Anton Marrast is a Russian illustrator and digital artist from Barcelona, Spain. His series entitled Slow Story is filled with dynamic graphic illustrations of one-eyed youthful characters making their way through intriguing and often evocative narratives. Marrast’s work is largely based on his own personal stories. For his digital work he uses Photoshop on his personal laptop otherwise he can be found drawing on paper using pens and markers, something he has been doing since a young child.
OPP: Other People’s Property, which opens January 25, 2013, in Haverford College’s Cantor Fitzgerald Gallery, is a broad survey of Thomas’ work. Curated by Kalia Brooks, former curator of the Museum of Contemporary African Diasporan Arts in Brooklyn and current adjunct professor at the Tisch School of the Arts at New York University, the solo show features pieces from several of Thomas’ series. Those from B®anded explore advertising language and logos, particularly those featuring African American men. Unbranded presents images from ads that were created for black audiences. Strange Fruit entwines the visual signifiers of lynching and professional sports, and Winter in America uses animated G.I. Joe figures to tell the story of Thomas’ cousin’s murder. In the many different artworks—from a framed portrait of a beatific Uncle Ben (of rice box fame) to a kitty litter ad from Ebony magazine stripped of its marketing copy—Thomas uses provocation and sly humor to help viewers understand not only their place in the consumer culture, but also how the way things are sold to us impacts how we see ourselves and others.
Image: Hank Willis Thomas, Are you the Right Kind of Woman for it?, 1974/2007
Champagne wishes and 2 white bitches (I mean it in a nice way lol)
Using a collaborative oil painting process, Cara Thayer and Louie Van Patten create artworks that explore the poignant power of the human touch. In these works, hands and fingers are the protagonists — they have the power to make us squirm with discomfort and insecurity or long for a gentle caress. Thayer and Van Patten’s compositions zoom in on various details of the body, presenting a form of intimacy that can be sensual and unsettling at the same time. Take a look at some of their artworks here: http://hifructose.com/2013/01/08/cara-thayer-and-louie-van-pattens-confrontational-paintings-of-intimacy/
Moral values and sexuality have provided Shonibare with rich subject matter, culminating in his vast installation Gallantry and Criminal Conversation. This work is inspired by the phenomenon of the Grand Tour, an extended trip focusing on the art, culture and history of Europe (particularly France and Italy) that was considered central to the education of young ladies and gentlemen in the 17th and early 18th century.
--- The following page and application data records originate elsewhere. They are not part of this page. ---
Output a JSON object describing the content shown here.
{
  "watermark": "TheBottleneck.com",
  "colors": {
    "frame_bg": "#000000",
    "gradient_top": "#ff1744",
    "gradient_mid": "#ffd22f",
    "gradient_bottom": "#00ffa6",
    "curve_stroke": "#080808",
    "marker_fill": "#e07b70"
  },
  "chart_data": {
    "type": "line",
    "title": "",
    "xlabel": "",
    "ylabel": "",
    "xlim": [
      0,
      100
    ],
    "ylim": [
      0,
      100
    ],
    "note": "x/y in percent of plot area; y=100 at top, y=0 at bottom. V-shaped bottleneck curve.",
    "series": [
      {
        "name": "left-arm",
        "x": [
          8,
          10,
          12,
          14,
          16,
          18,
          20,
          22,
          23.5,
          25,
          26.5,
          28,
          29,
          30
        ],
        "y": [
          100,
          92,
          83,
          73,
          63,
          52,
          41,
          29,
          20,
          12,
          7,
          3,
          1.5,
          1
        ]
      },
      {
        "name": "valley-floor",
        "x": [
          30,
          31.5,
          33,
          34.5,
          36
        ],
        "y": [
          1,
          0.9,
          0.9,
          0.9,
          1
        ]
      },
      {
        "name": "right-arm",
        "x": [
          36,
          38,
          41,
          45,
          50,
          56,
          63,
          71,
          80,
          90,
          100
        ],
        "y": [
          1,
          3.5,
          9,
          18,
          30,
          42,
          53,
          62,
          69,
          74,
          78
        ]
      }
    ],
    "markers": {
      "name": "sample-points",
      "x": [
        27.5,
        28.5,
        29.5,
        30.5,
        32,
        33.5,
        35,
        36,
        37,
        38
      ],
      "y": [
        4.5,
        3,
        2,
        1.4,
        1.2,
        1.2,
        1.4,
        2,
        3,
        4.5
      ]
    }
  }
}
Shonibare’s installation explores the slippages between public and private life, revealing hidden intimacies and exchanges. The Grand Tour is simultaneously revealed as a kind of covert sexual tourism (adultery was called “criminal conversation” at the time) or alternately a coming of age for wealthy young European socialites.
Shonibare’s installation also features a horse-drawn carriage—the typical mode of transport for these young aristocrats before the advent of mass railway travel in the 1840s. The trunks that would have accompanied them on their journey are featured as playful props in Shonibare’s decadent sexual scenario, as is a carefully poised parasol.